They also must not impede the welcoming mood of the national historic site, the proposal states.
“Hundreds of thousands of people visit Parliament Hill each year,” the proposal reads. “As such, an open, public atmosphere is to be maintained, while balancing the protection of parliamentarians and citizens who visit the area.”
At the moment, there are five gates open to vehicle traffic on the Hill, although each is controlled to limit entry only to those authorized. A number of other gates are open to pedestrians only.

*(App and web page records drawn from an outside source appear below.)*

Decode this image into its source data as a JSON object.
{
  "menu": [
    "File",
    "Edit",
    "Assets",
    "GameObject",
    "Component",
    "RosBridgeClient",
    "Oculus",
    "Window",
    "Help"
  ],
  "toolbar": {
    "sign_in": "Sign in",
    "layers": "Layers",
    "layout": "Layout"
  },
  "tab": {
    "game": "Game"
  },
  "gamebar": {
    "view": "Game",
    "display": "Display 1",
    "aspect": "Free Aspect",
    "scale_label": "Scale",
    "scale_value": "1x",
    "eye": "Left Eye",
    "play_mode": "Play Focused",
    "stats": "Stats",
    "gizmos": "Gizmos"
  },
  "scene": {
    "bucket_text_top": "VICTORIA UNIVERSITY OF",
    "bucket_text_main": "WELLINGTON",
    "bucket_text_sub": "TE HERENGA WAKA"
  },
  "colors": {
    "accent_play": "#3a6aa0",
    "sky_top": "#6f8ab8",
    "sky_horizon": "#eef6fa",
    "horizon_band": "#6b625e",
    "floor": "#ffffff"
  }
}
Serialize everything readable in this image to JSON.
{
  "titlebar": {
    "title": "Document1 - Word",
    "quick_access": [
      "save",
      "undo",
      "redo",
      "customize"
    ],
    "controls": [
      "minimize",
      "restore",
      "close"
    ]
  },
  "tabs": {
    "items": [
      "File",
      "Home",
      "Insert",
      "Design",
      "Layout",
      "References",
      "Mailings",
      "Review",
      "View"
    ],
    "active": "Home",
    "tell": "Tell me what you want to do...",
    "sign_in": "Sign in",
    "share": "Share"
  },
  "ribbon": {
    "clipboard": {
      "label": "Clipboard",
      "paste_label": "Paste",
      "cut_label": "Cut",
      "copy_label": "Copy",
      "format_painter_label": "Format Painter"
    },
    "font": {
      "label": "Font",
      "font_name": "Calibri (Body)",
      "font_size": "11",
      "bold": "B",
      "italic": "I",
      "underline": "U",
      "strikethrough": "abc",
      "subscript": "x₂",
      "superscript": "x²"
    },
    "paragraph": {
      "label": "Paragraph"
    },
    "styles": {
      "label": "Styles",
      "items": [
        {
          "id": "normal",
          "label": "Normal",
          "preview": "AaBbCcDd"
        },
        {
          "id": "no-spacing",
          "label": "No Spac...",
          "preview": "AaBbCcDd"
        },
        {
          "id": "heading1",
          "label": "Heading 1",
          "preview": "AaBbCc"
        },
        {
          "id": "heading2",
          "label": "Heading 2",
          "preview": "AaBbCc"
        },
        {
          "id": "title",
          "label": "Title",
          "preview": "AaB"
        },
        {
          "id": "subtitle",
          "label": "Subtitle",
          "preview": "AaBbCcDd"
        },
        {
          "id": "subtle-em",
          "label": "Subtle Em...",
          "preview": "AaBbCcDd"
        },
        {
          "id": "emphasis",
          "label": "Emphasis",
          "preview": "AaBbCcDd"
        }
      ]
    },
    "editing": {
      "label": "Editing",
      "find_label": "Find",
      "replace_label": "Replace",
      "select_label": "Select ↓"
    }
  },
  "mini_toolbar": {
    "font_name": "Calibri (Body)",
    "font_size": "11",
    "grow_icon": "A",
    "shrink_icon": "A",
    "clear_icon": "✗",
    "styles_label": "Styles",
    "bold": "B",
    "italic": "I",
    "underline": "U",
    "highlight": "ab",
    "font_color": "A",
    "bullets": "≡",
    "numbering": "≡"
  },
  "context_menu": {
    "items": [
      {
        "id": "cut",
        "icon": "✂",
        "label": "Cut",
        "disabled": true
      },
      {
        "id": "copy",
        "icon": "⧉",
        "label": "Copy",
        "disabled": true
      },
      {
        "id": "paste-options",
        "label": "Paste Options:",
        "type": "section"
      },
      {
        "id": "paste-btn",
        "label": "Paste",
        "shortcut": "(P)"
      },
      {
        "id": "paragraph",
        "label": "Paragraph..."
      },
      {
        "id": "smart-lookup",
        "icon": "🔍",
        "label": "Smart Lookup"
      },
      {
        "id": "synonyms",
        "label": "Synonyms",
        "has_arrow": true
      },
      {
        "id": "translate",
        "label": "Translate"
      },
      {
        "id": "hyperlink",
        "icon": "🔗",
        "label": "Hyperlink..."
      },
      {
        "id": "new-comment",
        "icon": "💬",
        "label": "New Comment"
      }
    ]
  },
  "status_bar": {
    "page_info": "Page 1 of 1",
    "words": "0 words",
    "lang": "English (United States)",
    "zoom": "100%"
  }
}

The access points are controlled in a variety of ways, from wrought iron gates to concrete blocks. One gate, called the Vehicle Screening Facility, has security officers who screen non-routine vehicles, while another has a single RCMP vehicle and officer to authorize entry.
After the barriers are constructed, vehicles will only be able to access the Hill through the Vehicle Screening Facility and the Elgin Street Gate, which currently blocks traffic with two large concrete blocks.
The estimated construction cost is $7.6 million. With HST, the total cost is expected to be about $8.58 million.
The largest expenditure, at $1.6 million, will be on electrical work, while $1.27 million will be spent on the bollards themselves.
Another $600,000 will go towards the masonry, $200,000 for light standards, $100,000 for landscaping and $800,000 for site work, including rock excavation, among other costs.
An additional $1 million contingency fund has been budgeted for unforeseen emergencies or design shortfalls.
The proposal makes no direct mention as to why the barriers are needed, but it appears to be for security reasons.
“All bollard systems must be supplied and installed to meet significant physical impact loads,” the proposal states.
The project is a component of Public Works and the Parliamentary Partners’ Long Term Vision and Plan for the Parliamentary Precinct, a strategy to rehabilitate the heritage buildings that make up Parliament Hill and to construct more buildings.
Within the plan, security is also a main theme.
“Security of parliamentarians and the buildings and grounds on Parliament Hill is a core element of the LTVP,” the proposal explains.
The deadline to submit bids is Feb. 8, and construction is expected to be complete by March 2013.
A Public Works department spokesman could not provide comment before the time of publication.